NON English

Cohen, E.G. (1994) Le Travail de Groupe: Stratégies d’enseignement pour la classe hétérogène. Montreal: La Edition de la Chenelière. Traduction de la Fernand Ouellet.

This is a French translation of the 1994 edition of Designing Groupwork.


Cohen, E.G. (1999) Organizzare i gruppi cooperativi: Ruoli, funzioni, attività. Trento, Italia: Erickson. Traduzione Anna Lachin.

This is an Italian translation of the 1994 edition of Designing Groupwork.


Cohen, E. G. (2001).   Complex Instruction — att skapa jämlikhet i samarbetsinlärning. In A. Röj-Lindberg & T. Wikman (Eds.), Att lära i samarbete: Samarbetsinlärning i teori och praktik (pp. 31-43). Sweden: Fortbildningscentralen vid Österbottens högskola.

This is a brief chapter introducing complex instruction to Swedish teachers.


Cohen, E.G. (2001). The social construction of equity in classrooms. In M. Pagé, F. Ouellet, &  L. Cortesão (Eds.), L’éducation  à la citoyenneté (pp. 113-130). Sherbrooke, Canada: Édition du CRP de l’Université de Sherbrooke.

As educators move away from the conception of the teacher as the central communicator in the classroom who transmits received cultural knowledge, there has been much confusion over the role of the students. Can students construct knowledge for themselves in small groups? Will all the students in these small groups have equal access to that process of co-construction of knowledge? What kind of curriculum will enable students to develop higher-order thinking skills as a product of their interaction in groups? Finally, how can teachers foster constructive communication within the small groups without dominating that interaction?

These practical and theoretical issues become even more difficult when the classroom has a wide range of academic and cultural diversity. This paper describes an approach called “complex instruction” that is designed to create equitable classrooms where the work is at a high intellectual level. Groups of students work at what we call “multiple ability” tasks that require a far wider range of intellectual abilities than are commonly used in academic culture. Students experience intellectual autonomy as they solve problems and create physical, artistic, musical, and dramatic representations of their understanding. This approach is based on many years of research and development and is currently in use in the U.S., Canada, Israel, and Europe.
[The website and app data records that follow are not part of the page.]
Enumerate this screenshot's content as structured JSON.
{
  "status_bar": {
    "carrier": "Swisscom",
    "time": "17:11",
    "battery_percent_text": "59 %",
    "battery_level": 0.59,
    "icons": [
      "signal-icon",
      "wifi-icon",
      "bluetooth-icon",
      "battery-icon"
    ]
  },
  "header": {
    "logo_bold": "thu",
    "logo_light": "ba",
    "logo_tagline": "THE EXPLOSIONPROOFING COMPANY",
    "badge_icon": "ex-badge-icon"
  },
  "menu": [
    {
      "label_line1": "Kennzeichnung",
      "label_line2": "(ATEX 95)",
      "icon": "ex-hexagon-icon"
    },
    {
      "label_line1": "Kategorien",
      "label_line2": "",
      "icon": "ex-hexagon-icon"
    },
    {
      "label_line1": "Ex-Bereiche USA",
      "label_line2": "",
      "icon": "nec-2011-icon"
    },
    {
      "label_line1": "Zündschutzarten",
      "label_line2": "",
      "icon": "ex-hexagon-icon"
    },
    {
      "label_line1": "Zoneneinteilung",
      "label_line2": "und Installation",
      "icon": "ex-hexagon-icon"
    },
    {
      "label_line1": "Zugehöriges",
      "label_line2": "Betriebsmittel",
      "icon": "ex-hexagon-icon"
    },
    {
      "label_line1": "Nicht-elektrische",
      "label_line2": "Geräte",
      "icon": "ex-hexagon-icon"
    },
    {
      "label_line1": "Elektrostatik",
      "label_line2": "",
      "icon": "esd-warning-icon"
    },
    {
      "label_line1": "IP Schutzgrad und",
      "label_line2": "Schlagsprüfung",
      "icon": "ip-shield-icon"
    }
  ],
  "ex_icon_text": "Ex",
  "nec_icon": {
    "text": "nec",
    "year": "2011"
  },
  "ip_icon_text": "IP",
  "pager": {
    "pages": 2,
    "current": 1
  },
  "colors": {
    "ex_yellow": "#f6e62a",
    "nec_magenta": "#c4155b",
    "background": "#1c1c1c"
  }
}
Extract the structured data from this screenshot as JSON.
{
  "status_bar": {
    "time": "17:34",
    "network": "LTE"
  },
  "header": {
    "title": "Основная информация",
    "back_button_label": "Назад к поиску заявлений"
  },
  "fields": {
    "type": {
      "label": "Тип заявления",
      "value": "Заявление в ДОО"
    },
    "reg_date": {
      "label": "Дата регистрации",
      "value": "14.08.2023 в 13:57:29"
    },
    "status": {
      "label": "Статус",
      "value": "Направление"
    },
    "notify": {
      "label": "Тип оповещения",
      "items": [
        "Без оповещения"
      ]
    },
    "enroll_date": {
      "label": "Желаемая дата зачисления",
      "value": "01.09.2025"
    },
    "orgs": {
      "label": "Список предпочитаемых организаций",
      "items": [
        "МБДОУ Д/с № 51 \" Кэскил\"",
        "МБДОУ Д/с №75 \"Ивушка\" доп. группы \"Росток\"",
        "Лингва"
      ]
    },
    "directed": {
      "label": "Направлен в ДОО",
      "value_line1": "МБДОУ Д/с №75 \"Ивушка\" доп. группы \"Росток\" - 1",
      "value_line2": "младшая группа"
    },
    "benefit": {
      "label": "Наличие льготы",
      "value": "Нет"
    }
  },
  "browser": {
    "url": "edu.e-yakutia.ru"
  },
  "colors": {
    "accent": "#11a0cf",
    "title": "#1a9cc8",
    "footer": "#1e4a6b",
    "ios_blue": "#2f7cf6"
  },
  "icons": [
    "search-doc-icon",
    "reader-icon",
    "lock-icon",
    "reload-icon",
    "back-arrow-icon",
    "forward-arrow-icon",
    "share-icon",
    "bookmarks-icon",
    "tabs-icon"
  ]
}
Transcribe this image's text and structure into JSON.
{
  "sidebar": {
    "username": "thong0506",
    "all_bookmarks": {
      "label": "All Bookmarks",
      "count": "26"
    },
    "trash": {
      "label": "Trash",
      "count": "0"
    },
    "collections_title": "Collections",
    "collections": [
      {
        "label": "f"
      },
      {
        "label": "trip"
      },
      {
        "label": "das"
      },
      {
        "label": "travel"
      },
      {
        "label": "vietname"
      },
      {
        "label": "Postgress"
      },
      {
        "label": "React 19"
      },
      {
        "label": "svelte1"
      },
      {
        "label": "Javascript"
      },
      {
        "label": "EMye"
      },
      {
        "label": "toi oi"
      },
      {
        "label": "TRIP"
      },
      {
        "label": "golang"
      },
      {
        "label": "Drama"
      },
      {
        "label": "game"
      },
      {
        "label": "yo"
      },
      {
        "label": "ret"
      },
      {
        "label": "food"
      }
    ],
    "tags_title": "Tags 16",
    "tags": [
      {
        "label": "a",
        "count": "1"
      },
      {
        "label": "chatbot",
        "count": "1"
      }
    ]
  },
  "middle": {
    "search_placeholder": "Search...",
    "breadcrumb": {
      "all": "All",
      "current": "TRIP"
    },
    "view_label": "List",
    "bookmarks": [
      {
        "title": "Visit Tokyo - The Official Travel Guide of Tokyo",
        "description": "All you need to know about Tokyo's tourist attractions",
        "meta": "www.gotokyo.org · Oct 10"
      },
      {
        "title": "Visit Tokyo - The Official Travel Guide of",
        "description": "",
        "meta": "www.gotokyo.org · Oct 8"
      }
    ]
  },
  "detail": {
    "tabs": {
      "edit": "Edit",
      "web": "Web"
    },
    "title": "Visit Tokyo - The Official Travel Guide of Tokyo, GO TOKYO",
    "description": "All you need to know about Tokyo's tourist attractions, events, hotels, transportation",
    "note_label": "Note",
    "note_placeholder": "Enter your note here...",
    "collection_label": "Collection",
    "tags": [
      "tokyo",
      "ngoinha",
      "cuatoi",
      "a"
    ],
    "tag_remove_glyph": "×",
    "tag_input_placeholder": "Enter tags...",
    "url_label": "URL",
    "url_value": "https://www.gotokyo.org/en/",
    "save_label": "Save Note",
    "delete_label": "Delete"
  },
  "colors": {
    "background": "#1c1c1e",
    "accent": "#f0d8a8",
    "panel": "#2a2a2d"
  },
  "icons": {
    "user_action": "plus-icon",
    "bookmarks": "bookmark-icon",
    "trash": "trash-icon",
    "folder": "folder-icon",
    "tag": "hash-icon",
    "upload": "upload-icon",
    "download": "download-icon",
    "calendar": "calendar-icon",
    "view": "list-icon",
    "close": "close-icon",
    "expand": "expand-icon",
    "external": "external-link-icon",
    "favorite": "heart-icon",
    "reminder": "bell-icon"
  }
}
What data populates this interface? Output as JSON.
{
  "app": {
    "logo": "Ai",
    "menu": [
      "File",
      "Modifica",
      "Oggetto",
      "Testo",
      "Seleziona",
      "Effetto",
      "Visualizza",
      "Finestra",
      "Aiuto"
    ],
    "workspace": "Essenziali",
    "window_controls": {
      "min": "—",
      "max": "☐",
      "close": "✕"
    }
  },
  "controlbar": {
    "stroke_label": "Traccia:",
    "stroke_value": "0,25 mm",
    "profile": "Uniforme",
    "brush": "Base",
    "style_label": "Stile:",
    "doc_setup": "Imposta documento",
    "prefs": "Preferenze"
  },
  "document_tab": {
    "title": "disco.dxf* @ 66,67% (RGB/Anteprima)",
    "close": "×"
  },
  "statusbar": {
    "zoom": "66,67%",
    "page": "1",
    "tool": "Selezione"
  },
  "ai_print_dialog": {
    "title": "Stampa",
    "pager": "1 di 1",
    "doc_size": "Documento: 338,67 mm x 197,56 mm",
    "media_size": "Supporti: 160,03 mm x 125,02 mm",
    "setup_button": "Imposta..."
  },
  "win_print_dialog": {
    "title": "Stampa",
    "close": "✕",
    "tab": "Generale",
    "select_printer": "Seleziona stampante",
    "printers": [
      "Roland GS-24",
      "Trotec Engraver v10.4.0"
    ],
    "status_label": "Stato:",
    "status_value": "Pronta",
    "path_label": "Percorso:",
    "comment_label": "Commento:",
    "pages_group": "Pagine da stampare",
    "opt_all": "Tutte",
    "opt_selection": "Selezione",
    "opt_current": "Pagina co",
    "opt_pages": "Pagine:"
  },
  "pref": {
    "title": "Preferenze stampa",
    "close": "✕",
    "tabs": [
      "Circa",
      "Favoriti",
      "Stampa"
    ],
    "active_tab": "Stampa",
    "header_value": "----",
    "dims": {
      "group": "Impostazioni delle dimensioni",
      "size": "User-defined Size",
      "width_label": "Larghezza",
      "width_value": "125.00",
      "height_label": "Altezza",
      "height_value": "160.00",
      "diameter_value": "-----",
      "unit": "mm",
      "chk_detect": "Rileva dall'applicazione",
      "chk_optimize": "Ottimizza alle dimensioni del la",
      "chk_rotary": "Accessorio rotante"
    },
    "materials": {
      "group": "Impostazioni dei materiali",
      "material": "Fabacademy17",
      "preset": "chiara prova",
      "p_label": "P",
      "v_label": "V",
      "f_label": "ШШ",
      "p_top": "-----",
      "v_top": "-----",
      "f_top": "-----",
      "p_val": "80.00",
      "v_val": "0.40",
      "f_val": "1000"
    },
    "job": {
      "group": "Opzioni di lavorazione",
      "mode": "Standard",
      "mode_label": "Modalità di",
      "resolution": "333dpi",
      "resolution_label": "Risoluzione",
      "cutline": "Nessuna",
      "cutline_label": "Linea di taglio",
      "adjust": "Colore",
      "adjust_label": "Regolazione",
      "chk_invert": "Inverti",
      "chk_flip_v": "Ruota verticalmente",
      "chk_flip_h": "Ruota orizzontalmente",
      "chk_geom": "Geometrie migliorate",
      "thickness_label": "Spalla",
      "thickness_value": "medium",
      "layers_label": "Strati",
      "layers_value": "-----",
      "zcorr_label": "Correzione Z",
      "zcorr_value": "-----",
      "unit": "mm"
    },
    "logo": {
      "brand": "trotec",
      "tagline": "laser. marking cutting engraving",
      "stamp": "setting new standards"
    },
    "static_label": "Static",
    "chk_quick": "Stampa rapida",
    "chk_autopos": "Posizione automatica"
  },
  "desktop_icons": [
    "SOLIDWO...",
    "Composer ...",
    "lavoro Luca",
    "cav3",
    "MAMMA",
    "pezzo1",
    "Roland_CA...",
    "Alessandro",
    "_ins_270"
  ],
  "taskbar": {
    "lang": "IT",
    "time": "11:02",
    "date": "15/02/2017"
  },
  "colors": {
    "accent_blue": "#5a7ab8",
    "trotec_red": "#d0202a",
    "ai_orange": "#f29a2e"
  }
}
Evaluation has shown both achievement gains and the production of equal status behavior within small heterogeneous groups of students.

The paper presents three general principles of creating equitable classrooms: (1) fostering interaction through making groups responsible; (2) changing expectations for competence to create equal status interaction; and (3) supportive supervision of teachers based on systematic observation in their classrooms. The underlying theory and research of each of these principles is reviewed. These principles apply not only to complex instruction, but to any attempt to achieve equity that requires fundamental changes in the social structure of the classroom with culturally and socially diverse students.


Related Research

Cohen, E. G. (2001). A shifting social context: NSSE looks at equity in schools and classrooms. In L. Corno (Ed.), Education across a century: The centennial Volume. One Hundreth Yearbook of the National Society for the Study of Education. Part I ( pp. 76-99). Chicago, IL: University of Chicago Press.

The issue of equity is an important thread running though a century of Yearbooks of the National Society for the Study of Education (NSSE.) Although we tend to think of equity in the schools as a relatively recent issue, it was a major concern as early as 1916. This chapter analyzes how authors of NSSE chapters conceptualized and wrote about equity in U.S. schools.